* **ASSIGNED TASK**: Pull from the data below each line where the word "produtos" occurs, and copy it.

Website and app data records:
++++++++++

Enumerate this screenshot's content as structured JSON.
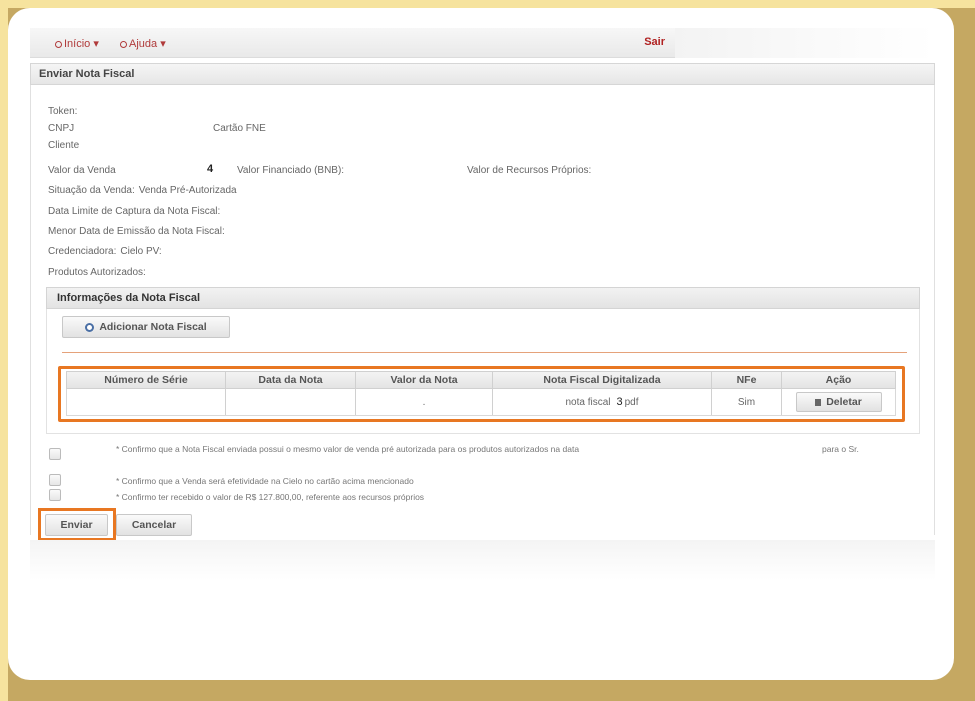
{
  "menu": {
    "inicio": "Início",
    "ajuda": "Ajuda",
    "sair": "Sair"
  },
  "panel": {
    "title": "Enviar Nota Fiscal"
  },
  "fields": {
    "token": "Token:",
    "cnpj": "CNPJ",
    "cartao_fne": "Cartão FNE",
    "cliente": "Cliente",
    "valor_venda": "Valor da Venda",
    "valor_venda_digit": "4",
    "valor_financiado": "Valor Financiado (BNB):",
    "valor_recursos": "Valor de Recursos Próprios:",
    "situacao_label": "Situação da Venda:",
    "situacao_value": "Venda Pré-Autorizada",
    "data_limite": "Data Limite de Captura da Nota Fiscal:",
    "menor_data": "Menor Data de Emissão da Nota Fiscal:",
    "credenciadora_label": "Credenciadora:",
    "credenciadora_value": "Cielo  PV:",
    "produtos": "Produtos Autorizados:"
  },
  "nota_fiscal": {
    "title": "Informações da Nota Fiscal",
    "add_button": "Adicionar Nota Fiscal",
    "columns": [
      "Número de Série",
      "Data da Nota",
      "Valor da Nota",
      "Nota Fiscal Digitalizada",
      "NFe",
      "Ação"
    ],
    "row": {
      "numero_serie": "",
      "data_nota": "",
      "valor_nota": ".",
      "nota_prefix": "nota fiscal",
      "nota_digit": "3",
      "nota_suffix": "pdf",
      "nfe": "Sim",
      "acao": "Deletar"
    }
  },
  "confirmations": [
    "* Confirmo que a Nota Fiscal enviada possui o mesmo valor de venda pré autorizada para os produtos autorizados na data",
    "para o Sr.",
    "* Confirmo que a Venda será efetividade na Cielo no cartão acima mencionado",
    "* Confirmo ter recebido o valor de R$ 127.800,00, referente aos recursos próprios"
  ],
  "actions": {
    "enviar": "Enviar",
    "cancelar": "Cancelar"
  },
  "colors": {
    "highlight": "#e87722",
    "background": "#c5a862",
    "link": "#b03a3a"
  }
}
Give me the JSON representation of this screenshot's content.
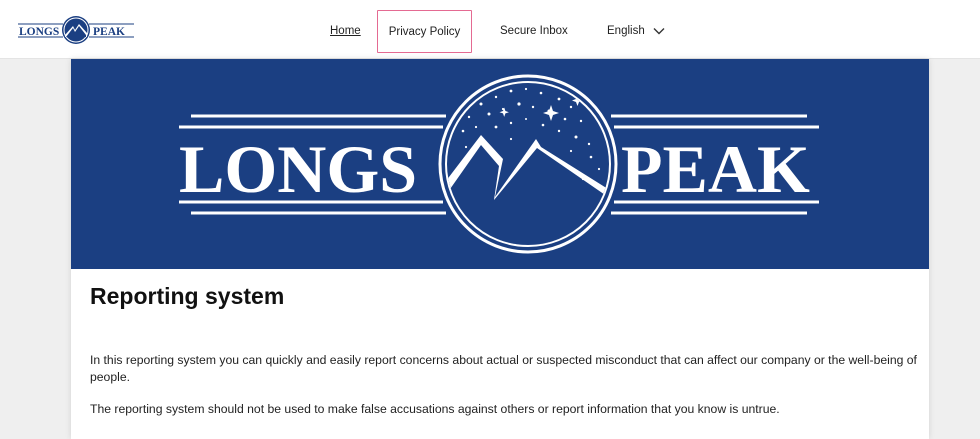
{
  "header": {
    "logo_text_left": "LONGS",
    "logo_text_right": "PEAK",
    "nav": {
      "home": "Home",
      "privacy": "Privacy Policy",
      "secure_inbox": "Secure Inbox",
      "language": "English"
    }
  },
  "hero": {
    "logo_text_left": "LONGS",
    "logo_text_right": "PEAK"
  },
  "main": {
    "title": "Reporting system",
    "paragraphs": [
      "In this reporting system you can quickly and easily report concerns about actual or suspected misconduct that can affect our company or the well-being of people.",
      "The reporting system should not be used to make false accusations against others or report information that you know is untrue."
    ]
  },
  "colors": {
    "brand_blue": "#1b3f82",
    "highlight_border": "#e46a92"
  },
  "icons": {
    "language_dropdown": "chevron-down-icon"
  }
}
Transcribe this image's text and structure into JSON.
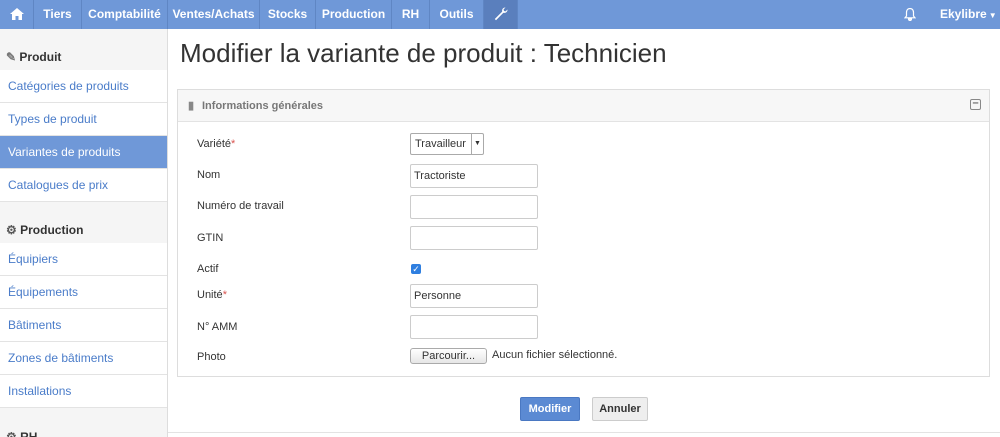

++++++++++

* **RESULT FOR THIS EXERCISE**:
    "produtos": "Produtos Autorizados:"
    "* Confirmo que a Nota Fiscal enviada possui o mesmo valor de venda pré autorizada para os produtos autorizados na data",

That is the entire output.